The only oath I took

Milford. Why I finally changed my mind on impeaching President Trump: An op-ed by Congressman Matt Cartwright (D-PA 8th District)

17 Dec 2019 | 10:53

When I first ran for Congress, I was motivated to build a brighter and more prosperous future for Northeastern Pennsylvania, to bring new investment to our region, to address the rising costs of health care, to make our communities safer, and to ensure our veterans and seniors have the support they’ve earned.

Over the past several years, I’m proud to have developed a strong record of working with both Democrats and Republicans to deliver for our district. In that time, I have introduced more Republican-supported bills than any other House Democrat.

Recently, deep-pocketed dark money groups have spent staggering amounts of money attempting to tell a different story, painting me as a crazed partisan, hell-bent on impeachment.

Nothing could be further from the truth. I have been diligent in working with President Trump when our interests have aligned, and we have passed several bills into law together. These laws now protect low-income veterans from being scammed out of their hard-earned benefits, prevent taxpayer dollars from being used on personal expenses of government officials, and safeguard the rights of child victims of pornography. Earlier this year, at my urging, President Trump signed an executive order to address our nation’s kidney transplant shortage.

When it came to impeachment, I have been one of the loudest Democratic voices urging restraint. I voted against articles of impeachment multiple times over the past three years.

Then, a government employee blew the whistle on a July 25 phone call between President Trump and Ukrainian President Zelensky. The whistleblower disclosed that President Trump pressured the Ukrainian president to launch an investigation of a political rival by withholding military aid that by law was supposed to go to Ukraine immediately. Only after the whistle was blown was the aid released. This obviously called for a robust investigation.

Shortly after these allegations surfaced, I was pressed by a reporter on how I would vote if an impeachment vote was held that day. My answer again was “no!” Because people are presumed innocent, and I had not heard President Trump’s side of the story.

Months later, I remained in the ever-shrinking pool of undecided Americans on impeachment, because I wanted to hear President Trump’s innocent explanation on this charge. I was glad when the House Judiciary Committee invited the president to come or send his lawyers and representatives. Yet, the president has refused to participate in the House investigation and has barred the members of his team to come testify and explain their actions.

The evidence, and lack of any rebuttal, point clearly to President Trump’s attempt to use taxpayer funds to bribe a foreign leader for the sole purpose of boosting his own political prospects. In the process, he threatened our national security, jeopardized the integrity of our democracy, and since then has obstructed justice by refusing to obey properly issued subpoenas. I believe there is sufficient evidence of these things to warrant further proceedings. So I will vote to send this matter to the Senate, where at long last we may well hear an innocent explanation for all of it. Despite every indication that Senate Majority Leader Mitch McConnell has prejudged the outcome, I hope he will join us in a serious endeavor to find the truth.

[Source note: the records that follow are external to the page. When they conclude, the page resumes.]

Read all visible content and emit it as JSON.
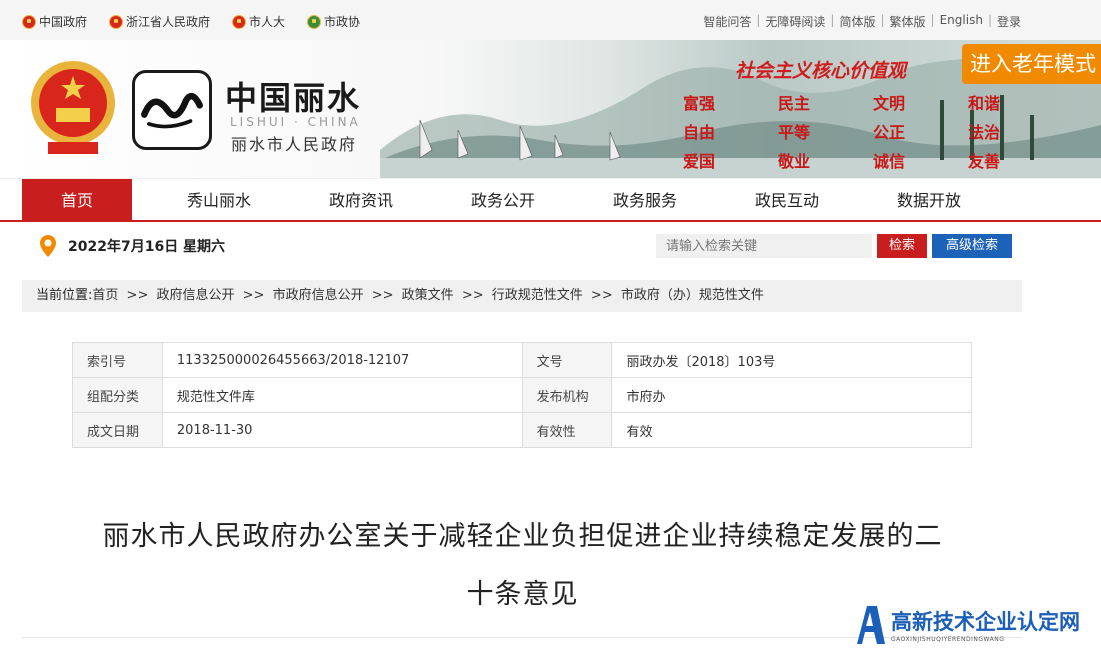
{
  "topbar": {
    "links": [
      {
        "label": "中国政府",
        "icon": "national-emblem-icon"
      },
      {
        "label": "浙江省人民政府",
        "icon": "national-emblem-icon"
      },
      {
        "label": "市人大",
        "icon": "national-emblem-icon"
      },
      {
        "label": "市政协",
        "icon": "cppcc-emblem-icon"
      }
    ],
    "right": [
      "智能问答",
      "无障碍阅读",
      "简体版",
      "繁体版",
      "English",
      "登录"
    ]
  },
  "header": {
    "title": "中国丽水",
    "subtitle": "LISHUI · CHINA",
    "org": "丽水市人民政府",
    "slogan": "社会主义核心价值观",
    "elder_mode": "进入老年模式",
    "values": [
      "富强",
      "民主",
      "文明",
      "和谐",
      "自由",
      "平等",
      "公正",
      "法治",
      "爱国",
      "敬业",
      "诚信",
      "友善"
    ]
  },
  "nav": {
    "items": [
      "首页",
      "秀山丽水",
      "政府资讯",
      "政务公开",
      "政务服务",
      "政民互动",
      "数据开放"
    ],
    "active": 0
  },
  "date": "2022年7月16日 星期六",
  "search": {
    "placeholder": "请输入检索关键",
    "button": "检索",
    "advanced": "高级检索"
  },
  "breadcrumb": {
    "label": "当前位置:",
    "items": [
      "首页",
      "政府信息公开",
      "市政府信息公开",
      "政策文件",
      "行政规范性文件",
      "市政府（办）规范性文件"
    ],
    "separator": ">>"
  },
  "meta": [
    [
      {
        "k": "索引号",
        "v": "113325000026455663/2018-12107"
      },
      {
        "k": "文号",
        "v": "丽政办发〔2018〕103号"
      }
    ],
    [
      {
        "k": "组配分类",
        "v": "规范性文件库"
      },
      {
        "k": "发布机构",
        "v": "市府办"
      }
    ],
    [
      {
        "k": "成文日期",
        "v": "2018-11-30"
      },
      {
        "k": "有效性",
        "v": "有效"
      }
    ]
  ],
  "document": {
    "title_line1": "丽水市人民政府办公室关于减轻企业负担促进企业持续稳定发展的二",
    "title_line2": "十条意见"
  },
  "watermark": {
    "main": "高新技术企业认定网",
    "sub": "GAOXINJISHUQIYERENDINGWANG"
  },
  "colors": {
    "brand_red": "#c81e1e",
    "search_blue": "#1c62b8",
    "elder_orange": "#f08a00"
  }
}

Unfortunately, Leader McConnell has not been a partner in advancing the interests of the American people. Right now, in his Republican-controlled Senate, he is blocking over 275 of our bills, all of which passed with House Republican support. I suspect he is not acting on them so he can peddle the false narrative that House Democrats aren’t doing anything except investigating the president. McConnell is a fierce partisan and would not hesitate to hold up bills that help Americans in all walks of life just to try to score political points.

In the end, I took only one oath, the one to support, uphold, and defend our Constitution. And even though it may be unpopular at times, I intend to remain faithful to that oath.

Moving forward, I remain committed to doing what I came to Congress to do all along: improve the lives of all Northeastern Pennsylvanians.

About U.S. Rep. Matt Cartwright:
U.S. Rep. Matt Cartwright began serving the people of northeastern Pennsylvania and the eastern Lehigh Valley in the U.S. House of Representatives in 2013. The 17th congressional district includes all of Schuylkill County and portions of Lackawanna, Luzerne, Monroe, Carbon, and Northampton counties. In early 2018, the Pennsylvania Supreme Court redrew and renumbered the state’s congressional districts, and Cartwright announced for the new 8th congressional district, which includes all of Lackawanna, Wayne, and Pike counties and portions of Luzerne and Monroe counties.
Cartwright serves on the powerful House Committee on Appropriations, which makes all discretionary funding decisions in the federal budget. He serves on its Appropriations Subcommittee for Commerce, Justice, and Science and the Subcommittee for Financial Services and General Government and also retains a seat on the House Committee on Oversight and Government Reform, the main congressional panel overseeing the operations of the executive branch.
He has been named a Moderate Democratic Leader in the House by a leading legislator ranking organization.
Cartwright is a magna cum laude graduate of Hamilton College, where he earned bachelor of arts in history in 1983. He is a law review graduate of University of Pennsylvania’s Law School, where he earned a juris doctorate in 1986.
He is married to Marion Munley Cartwright and is the father of two sons, Jack and Matthew. The Cartwrights live in Moosic.